Work to complete
Print the records below exactly, omitting all pictures.

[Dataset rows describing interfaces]
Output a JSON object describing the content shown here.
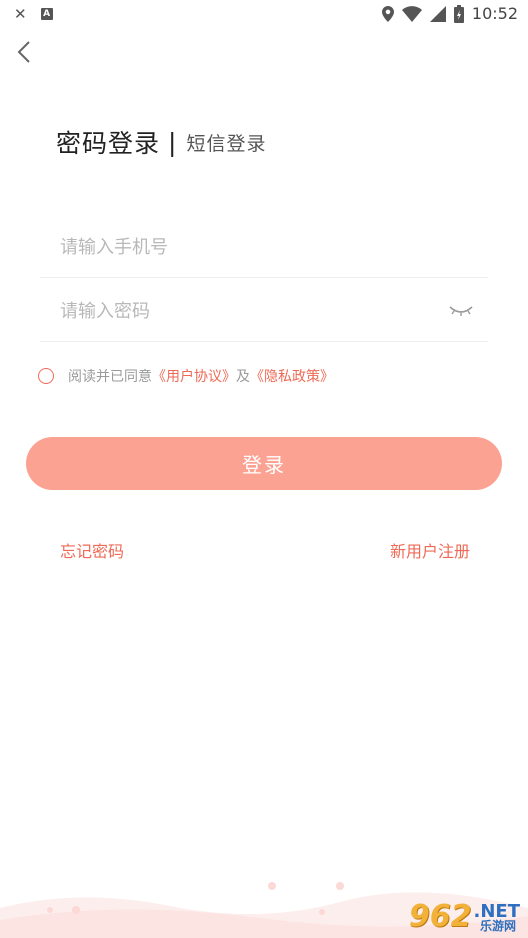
{
  "status_bar": {
    "left_icons": [
      "close-icon",
      "a-icon"
    ],
    "right_icons": [
      "location-icon",
      "wifi-icon",
      "signal-icon",
      "battery-icon"
    ],
    "time": "10:52"
  },
  "login_tabs": {
    "password": "密码登录",
    "separator": "|",
    "sms": "短信登录"
  },
  "phone_field": {
    "placeholder": "请输入手机号",
    "value": ""
  },
  "password_field": {
    "placeholder": "请输入密码",
    "value": ""
  },
  "agreement": {
    "prefix": "阅读并已同意",
    "user_agreement": "《用户协议》",
    "and": "及",
    "privacy_policy": "《隐私政策》"
  },
  "login_button": "登录",
  "forgot_password": "忘记密码",
  "register": "新用户注册",
  "watermark": {
    "number": "962",
    "domain": ".NET",
    "subtitle": "乐游网"
  },
  "colors": {
    "accent": "#ef6a56",
    "button": "#fba292"
  }
}
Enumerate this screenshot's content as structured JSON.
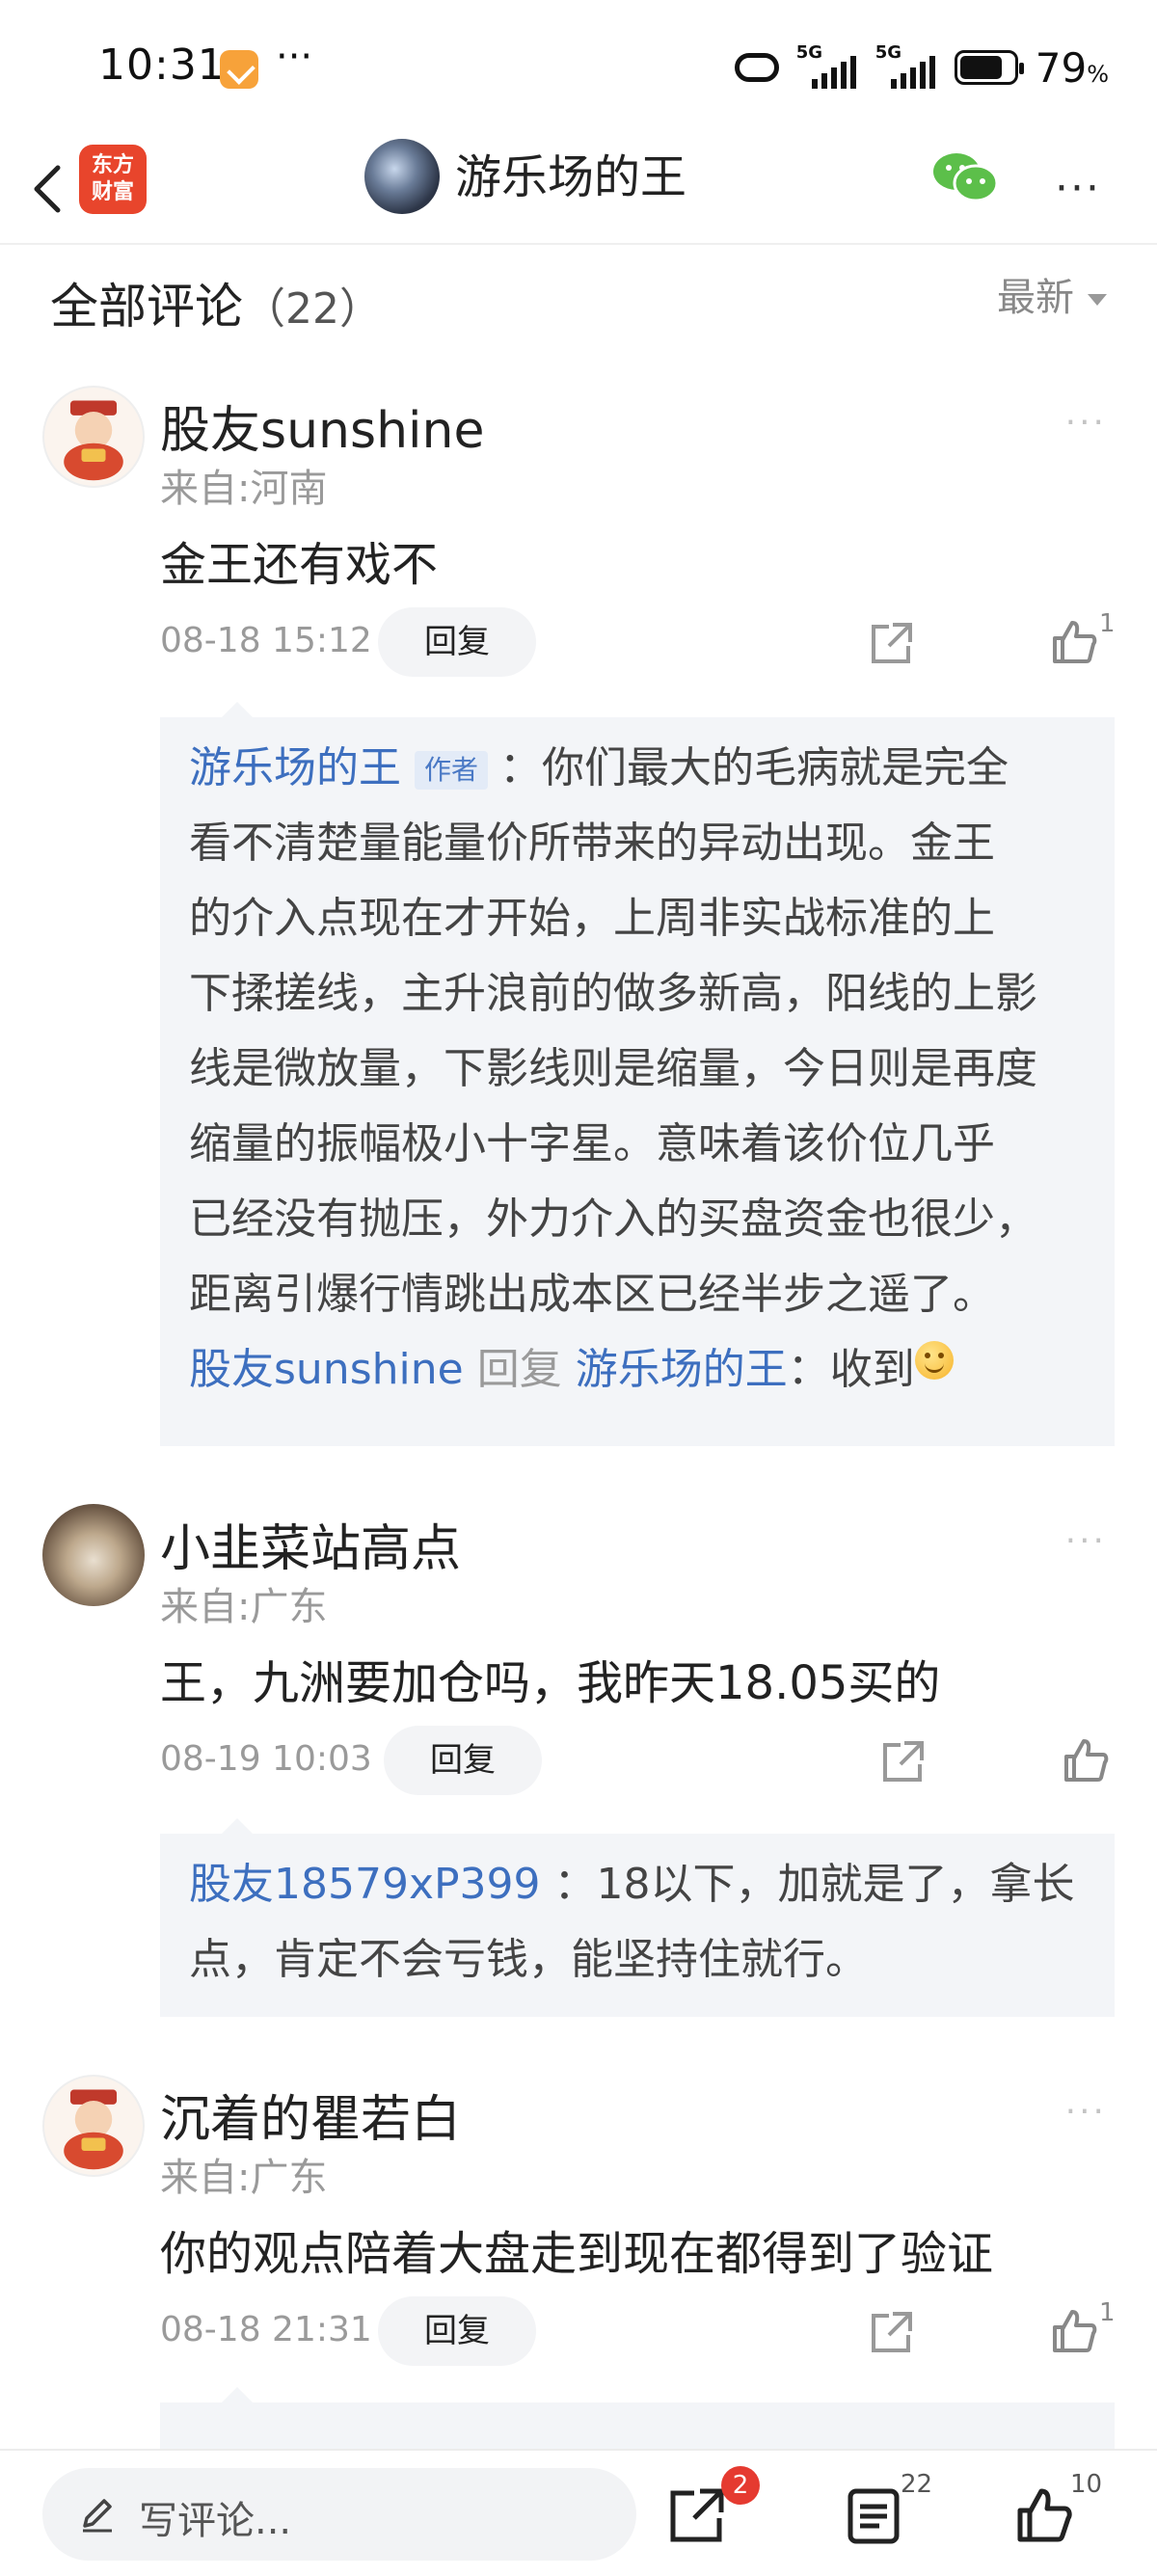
{
  "status": {
    "time": "10:31",
    "dots": "···",
    "net1": "5G",
    "net2": "5G",
    "battery": "79",
    "battery_unit": "%"
  },
  "header": {
    "logo_line1": "东方",
    "logo_line2": "财富",
    "title": "游乐场的王"
  },
  "section": {
    "title": "全部评论",
    "count": "（22）",
    "sort": "最新"
  },
  "comments": [
    {
      "user": "股友sunshine",
      "location": "来自:河南",
      "text": "金王还有戏不",
      "time": "08-18 15:12",
      "reply_label": "回复",
      "likes": "1",
      "replies": [
        {
          "author": "游乐场的王",
          "tag": "作者",
          "lines": [
            "：你们最大的毛病就是完全",
            "看不清楚量能量价所带来的异动出现。金王",
            "的介入点现在才开始，上周非实战标准的上",
            "下揉搓线，主升浪前的做多新高，阳线的上影",
            "线是微放量，下影线则是缩量，今日则是再度",
            "缩量的振幅极小十字星。意味着该价位几乎",
            "已经没有抛压，外力介入的买盘资金也很少，",
            "距离引爆行情跳出成本区已经半步之遥了。"
          ]
        },
        {
          "author": "股友sunshine",
          "verb": "回复",
          "target": "游乐场的王",
          "text": "：收到"
        }
      ]
    },
    {
      "user": "小韭菜站高点",
      "location": "来自:广东",
      "text": "王，九洲要加仓吗，我昨天18.05买的",
      "time": "08-19 10:03",
      "reply_label": "回复",
      "likes": "",
      "replies": [
        {
          "author": "股友18579xP399",
          "lines": [
            "：18以下，加就是了，拿长",
            "点，肯定不会亏钱，能坚持住就行。"
          ]
        }
      ]
    },
    {
      "user": "沉着的瞿若白",
      "location": "来自:广东",
      "text": "你的观点陪着大盘走到现在都得到了验证",
      "time": "08-18 21:31",
      "reply_label": "回复",
      "likes": "1"
    }
  ],
  "bottom": {
    "placeholder": "写评论...",
    "share_badge": "2",
    "comment_count": "22",
    "like_count": "10"
  }
}
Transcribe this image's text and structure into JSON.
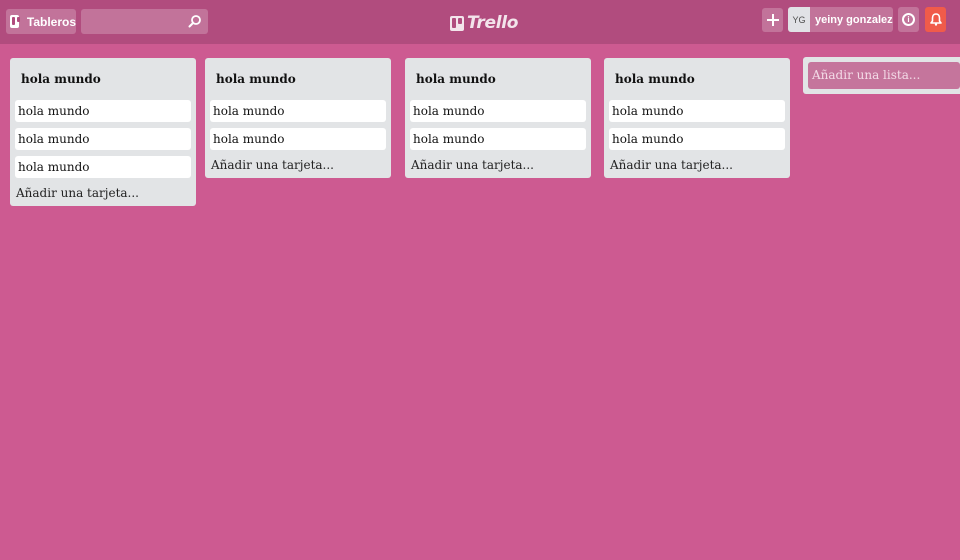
{
  "header": {
    "boards_label": "Tableros",
    "search_value": "",
    "logo_text": "Trello",
    "avatar_initials": "YG",
    "member_name": "yeiny gonzalez",
    "info_glyph": "i"
  },
  "lists": [
    {
      "title": "hola mundo",
      "cards": [
        "hola mundo",
        "hola mundo",
        "hola mundo"
      ],
      "add_card": "Añadir una tarjeta..."
    },
    {
      "title": "hola mundo",
      "cards": [
        "hola mundo",
        "hola mundo"
      ],
      "add_card": "Añadir una tarjeta..."
    },
    {
      "title": "hola mundo",
      "cards": [
        "hola mundo",
        "hola mundo"
      ],
      "add_card": "Añadir una tarjeta..."
    },
    {
      "title": "hola mundo",
      "cards": [
        "hola mundo",
        "hola mundo"
      ],
      "add_card": "Añadir una tarjeta..."
    }
  ],
  "add_list": "Añadir una lista...",
  "colors": {
    "background": "#cd5a91",
    "header": "#b14c7e",
    "list": "#e2e4e6",
    "notification": "#f05b4a"
  },
  "icons": [
    "boards-icon",
    "search-icon",
    "plus-icon",
    "info-icon",
    "bell-icon"
  ]
}
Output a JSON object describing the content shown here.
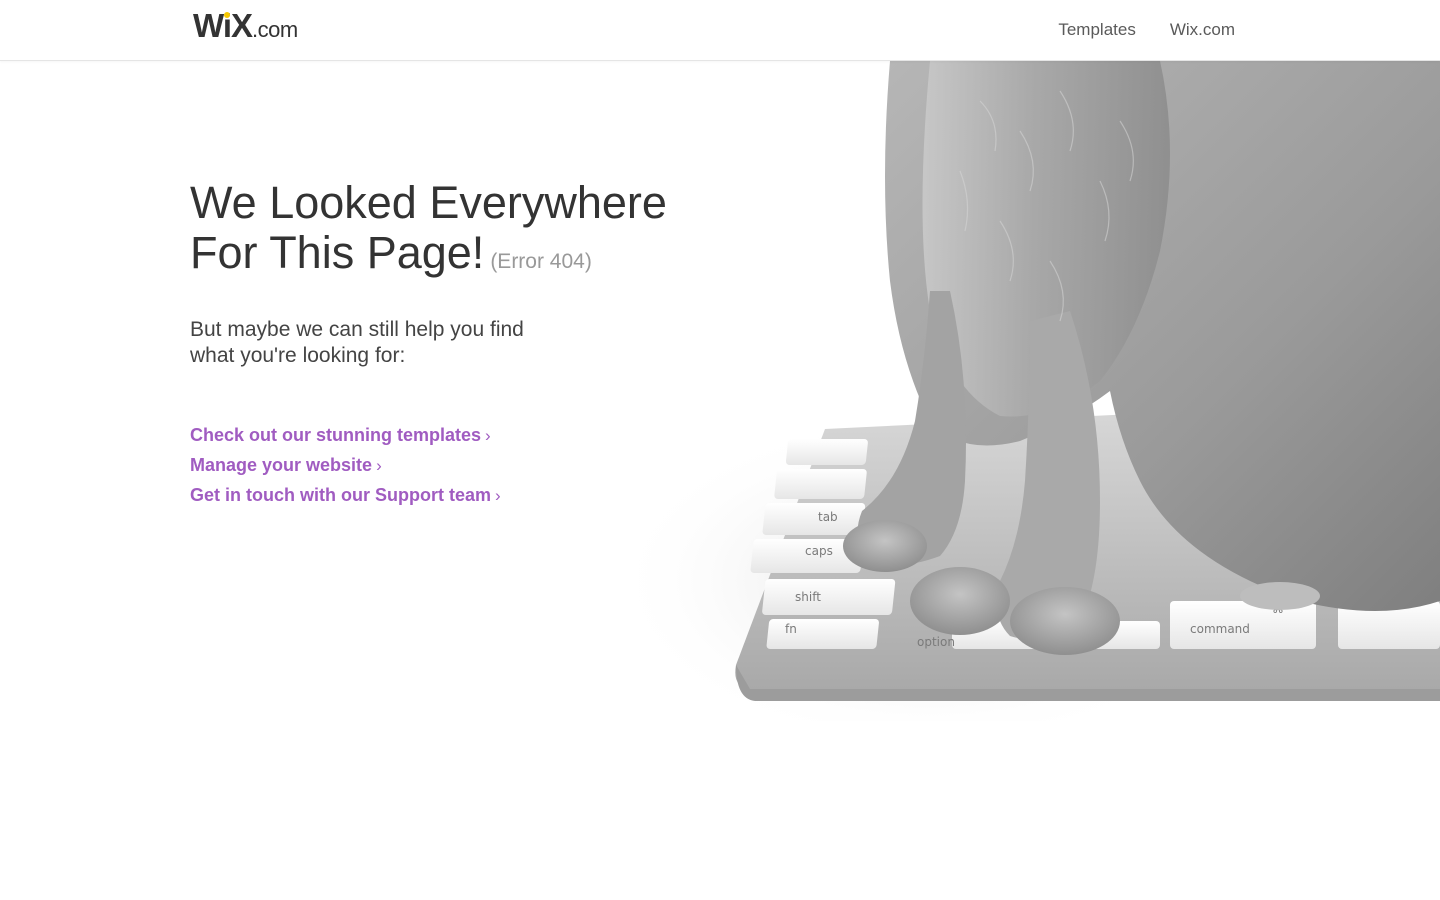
{
  "header": {
    "logo_main": "WiX",
    "logo_suffix": ".com",
    "nav": [
      {
        "label": "Templates"
      },
      {
        "label": "Wix.com"
      }
    ]
  },
  "main": {
    "headline_line1": "We Looked Everywhere",
    "headline_line2": "For This Page!",
    "error_code": "(Error 404)",
    "subtitle_line1": "But maybe we can still help you find",
    "subtitle_line2": "what you're looking for:",
    "links": [
      {
        "label": "Check out our stunning templates",
        "chevron": "›"
      },
      {
        "label": "Manage your website",
        "chevron": "›"
      },
      {
        "label": "Get in touch with our Support team",
        "chevron": "›"
      }
    ]
  },
  "colors": {
    "link": "#a05cc1",
    "logo_dot": "#f6c800",
    "text": "#333333",
    "muted": "#999999"
  },
  "illustration": {
    "subject": "gray cat sitting on a keyboard",
    "key_labels": [
      "tab",
      "caps",
      "shift",
      "fn",
      "option",
      "command",
      "⌘"
    ]
  }
}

Final answer
Output a JSON object describing the content shown here.
{
  "status_bar": {
    "left_icons": [
      "close-icon",
      "a-icon"
    ],
    "right_icons": [
      "location-icon",
      "wifi-icon",
      "signal-icon",
      "battery-icon"
    ],
    "time": "10:52"
  },
  "login_tabs": {
    "password": "密码登录",
    "separator": "|",
    "sms": "短信登录"
  },
  "phone_field": {
    "placeholder": "请输入手机号",
    "value": ""
  },
  "password_field": {
    "placeholder": "请输入密码",
    "value": ""
  },
  "agreement": {
    "prefix": "阅读并已同意",
    "user_agreement": "《用户协议》",
    "and": "及",
    "privacy_policy": "《隐私政策》"
  },
  "login_button": "登录",
  "forgot_password": "忘记密码",
  "register": "新用户注册",
  "watermark": {
    "number": "962",
    "domain": ".NET",
    "subtitle": "乐游网"
  },
  "colors": {
    "accent": "#ef6a56",
    "button": "#fba292"
  }
}
Enumerate this screenshot's content as structured JSON.
{
  "status": {
    "time": "10:31",
    "dots": "···",
    "net1": "5G",
    "net2": "5G",
    "battery": "79",
    "battery_unit": "%"
  },
  "header": {
    "logo_line1": "东方",
    "logo_line2": "财富",
    "title": "游乐场的王"
  },
  "section": {
    "title": "全部评论",
    "count": "（22）",
    "sort": "最新"
  },
  "comments": [
    {
      "user": "股友sunshine",
      "location": "来自:河南",
      "text": "金王还有戏不",
      "time": "08-18 15:12",
      "reply_label": "回复",
      "likes": "1",
      "replies": [
        {
          "author": "游乐场的王",
          "tag": "作者",
          "lines": [
            "：你们最大的毛病就是完全",
            "看不清楚量能量价所带来的异动出现。金王",
            "的介入点现在才开始，上周非实战标准的上",
            "下揉搓线，主升浪前的做多新高，阳线的上影",
            "线是微放量，下影线则是缩量，今日则是再度",
            "缩量的振幅极小十字星。意味着该价位几乎",
            "已经没有抛压，外力介入的买盘资金也很少，",
            "距离引爆行情跳出成本区已经半步之遥了。"
          ]
        },
        {
          "author": "股友sunshine",
          "verb": "回复",
          "target": "游乐场的王",
          "text": "：收到"
        }
      ]
    },
    {
      "user": "小韭菜站高点",
      "location": "来自:广东",
      "text": "王，九洲要加仓吗，我昨天18.05买的",
      "time": "08-19 10:03",
      "reply_label": "回复",
      "likes": "",
      "replies": [
        {
          "author": "股友18579xP399",
          "lines": [
            "：18以下，加就是了，拿长",
            "点，肯定不会亏钱，能坚持住就行。"
          ]
        }
      ]
    },
    {
      "user": "沉着的瞿若白",
      "location": "来自:广东",
      "text": "你的观点陪着大盘走到现在都得到了验证",
      "time": "08-18 21:31",
      "reply_label": "回复",
      "likes": "1"
    }
  ],
  "bottom": {
    "placeholder": "写评论...",
    "share_badge": "2",
    "comment_count": "22",
    "like_count": "10"
  }
}
Transcribe this image's text and structure into JSON.
{
  "header": {
    "boards_label": "Tableros",
    "search_value": "",
    "logo_text": "Trello",
    "avatar_initials": "YG",
    "member_name": "yeiny gonzalez",
    "info_glyph": "i"
  },
  "lists": [
    {
      "title": "hola mundo",
      "cards": [
        "hola mundo",
        "hola mundo",
        "hola mundo"
      ],
      "add_card": "Añadir una tarjeta..."
    },
    {
      "title": "hola mundo",
      "cards": [
        "hola mundo",
        "hola mundo"
      ],
      "add_card": "Añadir una tarjeta..."
    },
    {
      "title": "hola mundo",
      "cards": [
        "hola mundo",
        "hola mundo"
      ],
      "add_card": "Añadir una tarjeta..."
    },
    {
      "title": "hola mundo",
      "cards": [
        "hola mundo",
        "hola mundo"
      ],
      "add_card": "Añadir una tarjeta..."
    }
  ],
  "add_list": "Añadir una lista...",
  "colors": {
    "background": "#cd5a91",
    "header": "#b14c7e",
    "list": "#e2e4e6",
    "notification": "#f05b4a"
  },
  "icons": [
    "boards-icon",
    "search-icon",
    "plus-icon",
    "info-icon",
    "bell-icon"
  ]
}
Output a JSON object describing the content shown here.
{
  "header": {
    "logo_main": "WiX",
    "logo_suffix": ".com",
    "nav": [
      {
        "label": "Templates"
      },
      {
        "label": "Wix.com"
      }
    ]
  },
  "main": {
    "headline_line1": "We Looked Everywhere",
    "headline_line2": "For This Page!",
    "error_code": "(Error 404)",
    "subtitle_line1": "But maybe we can still help you find",
    "subtitle_line2": "what you're looking for:",
    "links": [
      {
        "label": "Check out our stunning templates",
        "chevron": "›"
      },
      {
        "label": "Manage your website",
        "chevron": "›"
      },
      {
        "label": "Get in touch with our Support team",
        "chevron": "›"
      }
    ]
  },
  "colors": {
    "link": "#a05cc1",
    "logo_dot": "#f6c800",
    "text": "#333333",
    "muted": "#999999"
  },
  "illustration": {
    "subject": "gray cat sitting on a keyboard",
    "key_labels": [
      "tab",
      "caps",
      "shift",
      "fn",
      "option",
      "command",
      "⌘"
    ]
  }
}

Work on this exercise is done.